The writing was so beautiful. The way she described the Italian Alps was amazing. She walked a very fine line between perfect description and over description and managed to stay on the side of perfect. Her characters were unforgettable, Enza's whole family were amazing and I could read a whole book just about the nuns that Ciro grew up with. The romance story was the slowest slow-burn romance I think I've ever read. The story followed how Enza became the shoemaker's wife and it took about a decade for them to finally get together, but it was so worth it.
The only problems I had with the story were that it seemed to go on a bit too long. The majority of the story was, as I said before, how Enza became the shoemaker's wife. Once they were married and off on their life together there was a perfect spot to end the story, with Ciro and Enza walking off into the wilderness of Minnesota to follow their dreams together. But it didn't end there, and I really feel like it should have, the rest seemed like it got chopped off of a different book and tacked on to this one just to fill the word count.
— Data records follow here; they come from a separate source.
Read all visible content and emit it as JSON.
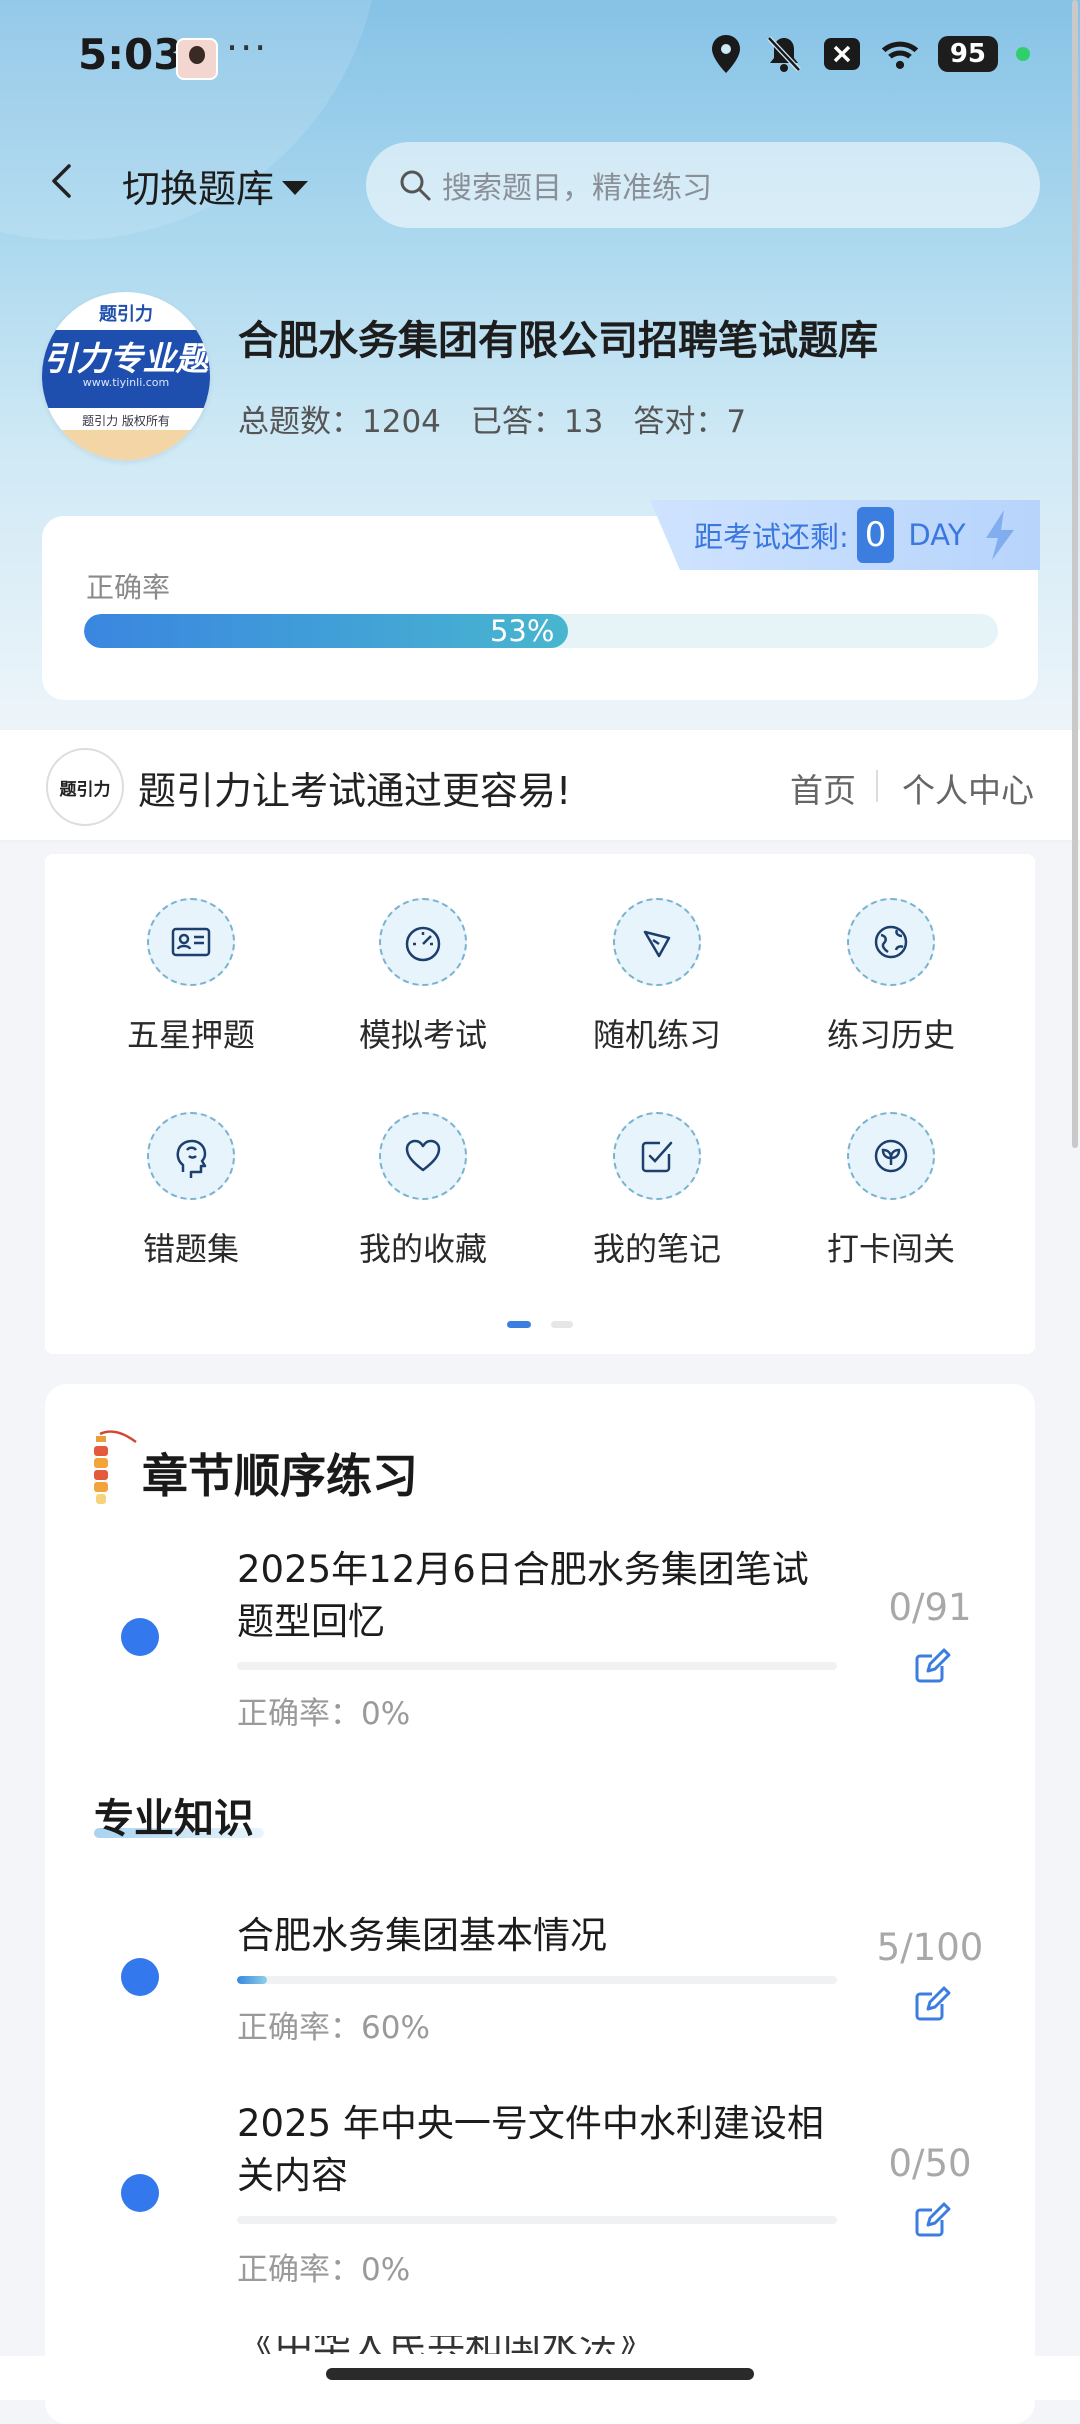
{
  "status_bar": {
    "time": "5:03",
    "more": "···",
    "battery": "95",
    "icons": [
      "avatar-icon",
      "location-icon",
      "bell-off-icon",
      "close-box-icon",
      "wifi-icon",
      "battery-icon",
      "status-dot-icon"
    ]
  },
  "header": {
    "switch_label": "切换题库",
    "search_placeholder": "搜索题目，精准练习"
  },
  "bank": {
    "logo_top": "题引力",
    "logo_title": "引力专业题",
    "logo_url": "www.tiyinli.com",
    "logo_sub": "题引力 版权所有",
    "title": "合肥水务集团有限公司招聘笔试题库",
    "stats": {
      "total": "总题数：1204",
      "answered": "已答：13",
      "correct": "答对：7"
    }
  },
  "accuracy": {
    "countdown_label": "距考试还剩:",
    "countdown_value": "0",
    "countdown_unit": "DAY",
    "label": "正确率",
    "percent_text": "53%",
    "percent_value": 0.53
  },
  "slogan": {
    "logo_text": "题引力",
    "text": "题引力让考试通过更容易!",
    "nav_home": "首页",
    "nav_user": "个人中心"
  },
  "functions": [
    {
      "label": "五星押题",
      "icon": "id-card-icon"
    },
    {
      "label": "模拟考试",
      "icon": "speedometer-icon"
    },
    {
      "label": "随机练习",
      "icon": "network-icon"
    },
    {
      "label": "练习历史",
      "icon": "globe-icon"
    },
    {
      "label": "错题集",
      "icon": "brain-head-icon"
    },
    {
      "label": "我的收藏",
      "icon": "heart-icon"
    },
    {
      "label": "我的笔记",
      "icon": "note-check-icon"
    },
    {
      "label": "打卡闯关",
      "icon": "sprout-icon"
    }
  ],
  "pager": {
    "active": 0,
    "total": 2
  },
  "chapters": {
    "title": "章节顺序练习",
    "section_title": "专业知识",
    "items": [
      {
        "title": "2025年12月6日合肥水务集团笔试题型回忆",
        "accuracy": "正确率：0%",
        "count": "0/91",
        "progress": 0
      },
      {
        "title": "合肥水务集团基本情况",
        "accuracy": "正确率：60%",
        "count": "5/100",
        "progress": 0.05
      },
      {
        "title": "2025 年中央一号文件中水利建设相关内容",
        "accuracy": "正确率：0%",
        "count": "0/50",
        "progress": 0
      }
    ],
    "partial_next": "《中华人民共和国水法》"
  },
  "colors": {
    "accent": "#3b7ee0",
    "row_dot": "#3478ee",
    "progress_start": "#3a86e0",
    "progress_end": "#48b6cf"
  }
}
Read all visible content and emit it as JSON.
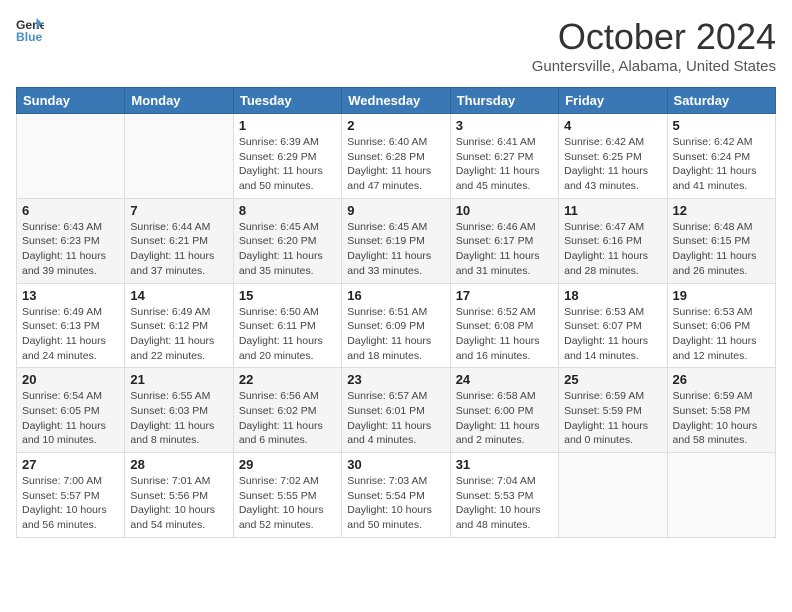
{
  "header": {
    "logo_line1": "General",
    "logo_line2": "Blue",
    "title": "October 2024",
    "subtitle": "Guntersville, Alabama, United States"
  },
  "columns": [
    "Sunday",
    "Monday",
    "Tuesday",
    "Wednesday",
    "Thursday",
    "Friday",
    "Saturday"
  ],
  "weeks": [
    [
      {
        "day": "",
        "detail": ""
      },
      {
        "day": "",
        "detail": ""
      },
      {
        "day": "1",
        "detail": "Sunrise: 6:39 AM\nSunset: 6:29 PM\nDaylight: 11 hours and 50 minutes."
      },
      {
        "day": "2",
        "detail": "Sunrise: 6:40 AM\nSunset: 6:28 PM\nDaylight: 11 hours and 47 minutes."
      },
      {
        "day": "3",
        "detail": "Sunrise: 6:41 AM\nSunset: 6:27 PM\nDaylight: 11 hours and 45 minutes."
      },
      {
        "day": "4",
        "detail": "Sunrise: 6:42 AM\nSunset: 6:25 PM\nDaylight: 11 hours and 43 minutes."
      },
      {
        "day": "5",
        "detail": "Sunrise: 6:42 AM\nSunset: 6:24 PM\nDaylight: 11 hours and 41 minutes."
      }
    ],
    [
      {
        "day": "6",
        "detail": "Sunrise: 6:43 AM\nSunset: 6:23 PM\nDaylight: 11 hours and 39 minutes."
      },
      {
        "day": "7",
        "detail": "Sunrise: 6:44 AM\nSunset: 6:21 PM\nDaylight: 11 hours and 37 minutes."
      },
      {
        "day": "8",
        "detail": "Sunrise: 6:45 AM\nSunset: 6:20 PM\nDaylight: 11 hours and 35 minutes."
      },
      {
        "day": "9",
        "detail": "Sunrise: 6:45 AM\nSunset: 6:19 PM\nDaylight: 11 hours and 33 minutes."
      },
      {
        "day": "10",
        "detail": "Sunrise: 6:46 AM\nSunset: 6:17 PM\nDaylight: 11 hours and 31 minutes."
      },
      {
        "day": "11",
        "detail": "Sunrise: 6:47 AM\nSunset: 6:16 PM\nDaylight: 11 hours and 28 minutes."
      },
      {
        "day": "12",
        "detail": "Sunrise: 6:48 AM\nSunset: 6:15 PM\nDaylight: 11 hours and 26 minutes."
      }
    ],
    [
      {
        "day": "13",
        "detail": "Sunrise: 6:49 AM\nSunset: 6:13 PM\nDaylight: 11 hours and 24 minutes."
      },
      {
        "day": "14",
        "detail": "Sunrise: 6:49 AM\nSunset: 6:12 PM\nDaylight: 11 hours and 22 minutes."
      },
      {
        "day": "15",
        "detail": "Sunrise: 6:50 AM\nSunset: 6:11 PM\nDaylight: 11 hours and 20 minutes."
      },
      {
        "day": "16",
        "detail": "Sunrise: 6:51 AM\nSunset: 6:09 PM\nDaylight: 11 hours and 18 minutes."
      },
      {
        "day": "17",
        "detail": "Sunrise: 6:52 AM\nSunset: 6:08 PM\nDaylight: 11 hours and 16 minutes."
      },
      {
        "day": "18",
        "detail": "Sunrise: 6:53 AM\nSunset: 6:07 PM\nDaylight: 11 hours and 14 minutes."
      },
      {
        "day": "19",
        "detail": "Sunrise: 6:53 AM\nSunset: 6:06 PM\nDaylight: 11 hours and 12 minutes."
      }
    ],
    [
      {
        "day": "20",
        "detail": "Sunrise: 6:54 AM\nSunset: 6:05 PM\nDaylight: 11 hours and 10 minutes."
      },
      {
        "day": "21",
        "detail": "Sunrise: 6:55 AM\nSunset: 6:03 PM\nDaylight: 11 hours and 8 minutes."
      },
      {
        "day": "22",
        "detail": "Sunrise: 6:56 AM\nSunset: 6:02 PM\nDaylight: 11 hours and 6 minutes."
      },
      {
        "day": "23",
        "detail": "Sunrise: 6:57 AM\nSunset: 6:01 PM\nDaylight: 11 hours and 4 minutes."
      },
      {
        "day": "24",
        "detail": "Sunrise: 6:58 AM\nSunset: 6:00 PM\nDaylight: 11 hours and 2 minutes."
      },
      {
        "day": "25",
        "detail": "Sunrise: 6:59 AM\nSunset: 5:59 PM\nDaylight: 11 hours and 0 minutes."
      },
      {
        "day": "26",
        "detail": "Sunrise: 6:59 AM\nSunset: 5:58 PM\nDaylight: 10 hours and 58 minutes."
      }
    ],
    [
      {
        "day": "27",
        "detail": "Sunrise: 7:00 AM\nSunset: 5:57 PM\nDaylight: 10 hours and 56 minutes."
      },
      {
        "day": "28",
        "detail": "Sunrise: 7:01 AM\nSunset: 5:56 PM\nDaylight: 10 hours and 54 minutes."
      },
      {
        "day": "29",
        "detail": "Sunrise: 7:02 AM\nSunset: 5:55 PM\nDaylight: 10 hours and 52 minutes."
      },
      {
        "day": "30",
        "detail": "Sunrise: 7:03 AM\nSunset: 5:54 PM\nDaylight: 10 hours and 50 minutes."
      },
      {
        "day": "31",
        "detail": "Sunrise: 7:04 AM\nSunset: 5:53 PM\nDaylight: 10 hours and 48 minutes."
      },
      {
        "day": "",
        "detail": ""
      },
      {
        "day": "",
        "detail": ""
      }
    ]
  ]
}
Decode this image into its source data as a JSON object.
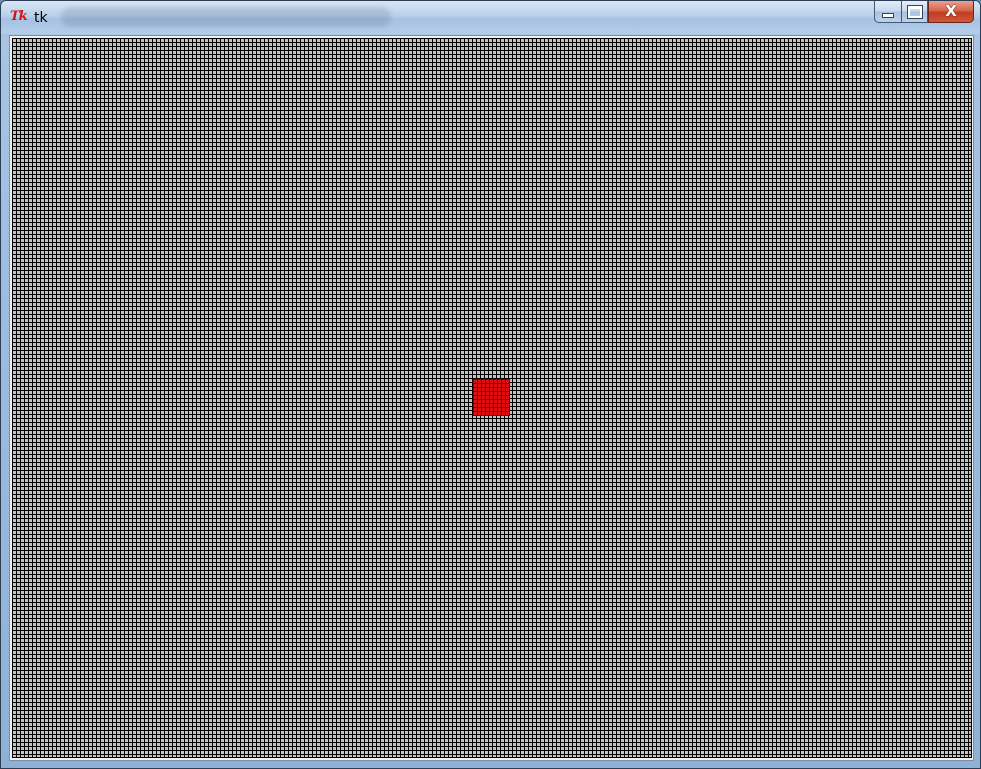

There was also one point where I went 'Wow. Someone's trying too hard.' and that was when Ciro went to Italy to visit after WWI. He was having some internal monologue about how it wasn't his Italy anymore, and how years of poverty had taken it's toll on the people and they'd latch on to the next ideology to come along. And of course that's exactly what happened, Mussolini and the rise of Fascism, was the next ideology to come along. It just seemed so out of place for a young man, even a well read young man, who just left a war zone and was seeing his brother for the first time in over a decade to be sitting in a cafe, smoking and contemplating ideology.
This was a great pick, and I gave it 4 out of 5 stars!
June's pick is from C whose last pick was I am Malala. C always seems to have the most thought provoking picks and this new pick fits right in. For June the pick is The Color of Water by James McBride.
|Image from Goodreads|
The Color of Water is the story of the authors mother, the daughter of a Polish Rabbi who married a black man in the early 1940's and raised 12 children in the Projects of Brooklyn, I don't know much about it besides what I read in the blurb but it sounds good and I can't wait to read it!
Next month is supposed to be J's pick but she's going to be out of town so I get to pick! I'm pretty excited about it and I think I have my book chosen already, although it might change before the next meeting.